“Most oil and gas companies have nothing that resembles this data scientist profile at the moment. However, companies that are doing big data well have learned that this role is key.
“I’m pretty confident that, in the long-term, data scientists will be widespread, and will play a material role in companies that successfully learn how to survive the current market shakeout,” Assoc Prof Perrons said.
Low price environment calls for analysis
Wade Elofson, founder of Powered, an Australian energy and resource-focused business development company, said current economic conditions have forced the oil and gas industry to think smarter about their operations and find new ways to cut costs, with analysis of this data being one of the key ways to do this.
“Margins are lower which has created this collective awareness that we’re going to have to get a lot smarter about how we operate,” Mr Elofson said.
“For example, Australian information management company Mipela GeoSolutions’ X-Info Service Suite is allowing users to not only collect operational data but also distribute the information to the appropriate people in the company.
“If a worker discovers something in the field that could impact production or pose a safety risk, they can use X-info Service Suite which is installed on their handhelds to capture information and transmit it instantly to the manager in charge.
“This sort of technology is not only collecting data, but making informed decisions based on this data, to either help production or eliminate a safety risk.”
The industry has a significant amount of data available to it, and Assoc Prof Perrons said that this information now has to be applied to the decision-making process in order to make operations more efficient.

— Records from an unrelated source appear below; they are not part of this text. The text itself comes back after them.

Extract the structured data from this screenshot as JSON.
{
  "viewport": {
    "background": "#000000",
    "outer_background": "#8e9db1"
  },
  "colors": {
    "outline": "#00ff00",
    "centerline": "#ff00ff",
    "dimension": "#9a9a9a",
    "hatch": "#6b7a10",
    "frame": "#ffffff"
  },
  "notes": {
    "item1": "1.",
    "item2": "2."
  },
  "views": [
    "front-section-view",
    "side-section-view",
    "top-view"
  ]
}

These efficiencies will ultimately save companies money.
“We’re knee deep in ones and zeroes, but it’s currently not helping us make better choices, because the data is not finding its way into the fabric of our decision making,” Assoc Prof Perrons said.
“We need to bring about a cultural change where we are materially changing how we make decisions on the back of that data.”